RSVP requested: [email protected]

Jazz on a Steamboat!

A Summer Solstice Cruise on the steamship Virginia V with live jazz at sunset and a moonlit return is set for June 21.

We’re cruisin’ on the steamship Virginia V again, an early evening Summer Solstice cruise on Lake Union and Lake Washington at sunset and returning under a full moon. Live jazz by the Clarence Acox Quintet, light hors d’oeuvres and deserts included, cash bar, Saturday night June 21, 8-11 pm.

Co-presented by Earshot Jazz, Jazz After Hours and the Virginia V Foundation. Don’t miss this great night of jazz on the water aboard an historic steamship! For more information, see www.virginiav.org or call 206-624-9119.
$49 singles, $90 couples – Reservations are required.

Wednesday Jazz

TULA’S JAZZ CLUB: Hal Sherman & the BCC Jazz Orchestra

THAIKU: Ron Weinstein Trio

JAZZ ALLEY: Bucky Pizzarelli Trio

NECTAR: Earshot Jazz Presents: Ben Allison and Man Size Safe
412 N 36th St, Seattle, WA, 8:30pm

NEW ORLEANS: Legend Band with Clarence Acox

6pm – Oghale and Marti MacEwan
8pm – Vocal jazz jam session with Carrie Wicks and the Bruce Barnard Trio

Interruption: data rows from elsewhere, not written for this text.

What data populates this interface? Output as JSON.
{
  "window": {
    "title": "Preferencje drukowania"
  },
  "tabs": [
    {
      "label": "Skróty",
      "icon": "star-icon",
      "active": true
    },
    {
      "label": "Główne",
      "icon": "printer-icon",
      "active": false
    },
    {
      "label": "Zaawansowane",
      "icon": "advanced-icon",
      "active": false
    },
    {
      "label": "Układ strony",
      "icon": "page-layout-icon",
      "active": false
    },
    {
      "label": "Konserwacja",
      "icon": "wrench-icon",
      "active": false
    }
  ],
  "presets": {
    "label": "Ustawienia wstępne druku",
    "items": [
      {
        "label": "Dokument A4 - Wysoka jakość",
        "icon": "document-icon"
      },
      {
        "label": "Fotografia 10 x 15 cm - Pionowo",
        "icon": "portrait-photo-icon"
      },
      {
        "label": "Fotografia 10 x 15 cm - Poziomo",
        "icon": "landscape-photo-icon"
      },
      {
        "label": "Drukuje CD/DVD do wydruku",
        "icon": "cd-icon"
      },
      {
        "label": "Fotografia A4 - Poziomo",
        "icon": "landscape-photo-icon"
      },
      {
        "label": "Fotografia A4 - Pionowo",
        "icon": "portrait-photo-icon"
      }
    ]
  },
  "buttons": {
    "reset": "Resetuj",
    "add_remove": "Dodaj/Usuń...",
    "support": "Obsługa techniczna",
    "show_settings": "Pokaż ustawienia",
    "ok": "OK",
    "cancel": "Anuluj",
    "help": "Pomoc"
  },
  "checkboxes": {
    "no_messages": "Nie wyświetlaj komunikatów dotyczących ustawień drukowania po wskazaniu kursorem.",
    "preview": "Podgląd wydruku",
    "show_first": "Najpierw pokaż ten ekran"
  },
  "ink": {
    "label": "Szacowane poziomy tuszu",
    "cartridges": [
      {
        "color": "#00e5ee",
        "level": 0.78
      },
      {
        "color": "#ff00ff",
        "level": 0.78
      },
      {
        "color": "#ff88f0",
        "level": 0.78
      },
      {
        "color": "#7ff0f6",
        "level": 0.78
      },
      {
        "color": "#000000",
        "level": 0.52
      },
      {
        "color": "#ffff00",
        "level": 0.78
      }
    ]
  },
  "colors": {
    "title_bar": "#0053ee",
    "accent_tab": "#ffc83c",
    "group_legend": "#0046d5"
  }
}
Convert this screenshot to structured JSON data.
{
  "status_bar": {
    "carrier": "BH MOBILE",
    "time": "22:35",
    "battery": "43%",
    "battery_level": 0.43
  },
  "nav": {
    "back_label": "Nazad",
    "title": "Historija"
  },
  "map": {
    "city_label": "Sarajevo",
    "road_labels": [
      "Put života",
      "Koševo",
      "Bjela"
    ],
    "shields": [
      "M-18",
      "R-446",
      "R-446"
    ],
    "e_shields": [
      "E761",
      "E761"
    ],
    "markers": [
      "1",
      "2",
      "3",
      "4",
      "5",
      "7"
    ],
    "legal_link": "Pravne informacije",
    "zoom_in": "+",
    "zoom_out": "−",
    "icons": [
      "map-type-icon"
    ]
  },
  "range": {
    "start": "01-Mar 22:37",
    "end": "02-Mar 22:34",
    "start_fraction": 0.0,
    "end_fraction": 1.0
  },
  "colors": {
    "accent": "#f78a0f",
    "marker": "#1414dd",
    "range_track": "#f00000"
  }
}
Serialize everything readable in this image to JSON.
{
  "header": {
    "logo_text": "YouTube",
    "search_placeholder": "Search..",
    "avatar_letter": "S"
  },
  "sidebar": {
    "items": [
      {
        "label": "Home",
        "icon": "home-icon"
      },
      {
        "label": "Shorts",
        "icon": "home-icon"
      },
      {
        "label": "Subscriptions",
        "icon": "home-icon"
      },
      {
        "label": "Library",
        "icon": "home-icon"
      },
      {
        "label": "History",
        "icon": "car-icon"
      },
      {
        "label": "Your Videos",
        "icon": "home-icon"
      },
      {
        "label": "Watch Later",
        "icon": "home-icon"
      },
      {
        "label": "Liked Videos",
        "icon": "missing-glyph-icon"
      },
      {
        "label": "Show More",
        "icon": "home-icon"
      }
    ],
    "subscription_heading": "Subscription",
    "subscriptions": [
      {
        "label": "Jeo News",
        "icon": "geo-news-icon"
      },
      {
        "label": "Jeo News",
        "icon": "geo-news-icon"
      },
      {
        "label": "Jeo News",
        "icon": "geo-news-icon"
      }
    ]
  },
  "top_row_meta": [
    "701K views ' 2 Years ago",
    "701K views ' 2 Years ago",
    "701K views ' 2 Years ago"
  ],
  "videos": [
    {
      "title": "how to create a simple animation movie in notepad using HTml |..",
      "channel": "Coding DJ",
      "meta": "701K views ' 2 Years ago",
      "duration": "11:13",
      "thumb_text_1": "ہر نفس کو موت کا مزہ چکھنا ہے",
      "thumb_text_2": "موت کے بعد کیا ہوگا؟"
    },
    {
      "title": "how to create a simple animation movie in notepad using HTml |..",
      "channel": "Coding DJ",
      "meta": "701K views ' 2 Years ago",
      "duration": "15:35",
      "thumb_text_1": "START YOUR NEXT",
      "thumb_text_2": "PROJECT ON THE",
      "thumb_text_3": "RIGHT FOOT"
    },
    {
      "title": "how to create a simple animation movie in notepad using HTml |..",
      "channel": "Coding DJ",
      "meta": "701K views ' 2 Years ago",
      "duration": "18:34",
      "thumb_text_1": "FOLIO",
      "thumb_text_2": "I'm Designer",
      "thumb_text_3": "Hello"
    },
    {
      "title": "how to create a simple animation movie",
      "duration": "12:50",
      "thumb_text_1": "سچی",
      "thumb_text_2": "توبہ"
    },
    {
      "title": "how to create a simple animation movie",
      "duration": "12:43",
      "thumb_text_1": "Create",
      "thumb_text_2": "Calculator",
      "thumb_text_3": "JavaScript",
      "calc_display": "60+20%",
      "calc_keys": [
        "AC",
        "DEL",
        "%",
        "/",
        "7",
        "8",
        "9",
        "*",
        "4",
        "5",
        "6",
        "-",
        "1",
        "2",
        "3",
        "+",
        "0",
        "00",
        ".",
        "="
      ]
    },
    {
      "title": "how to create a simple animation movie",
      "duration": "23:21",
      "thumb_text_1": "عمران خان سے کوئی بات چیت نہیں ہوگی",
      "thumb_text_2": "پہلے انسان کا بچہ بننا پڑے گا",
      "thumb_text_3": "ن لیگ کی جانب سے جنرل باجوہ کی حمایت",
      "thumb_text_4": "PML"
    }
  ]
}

Civica Office Commons, 205 108th Ave NE, Bellevue, 5:00pm

WHISKEY BAR: Ronnie Pierce

GALLERY 1412: Jim DeJoie Group, More Zero featuring Chris Stover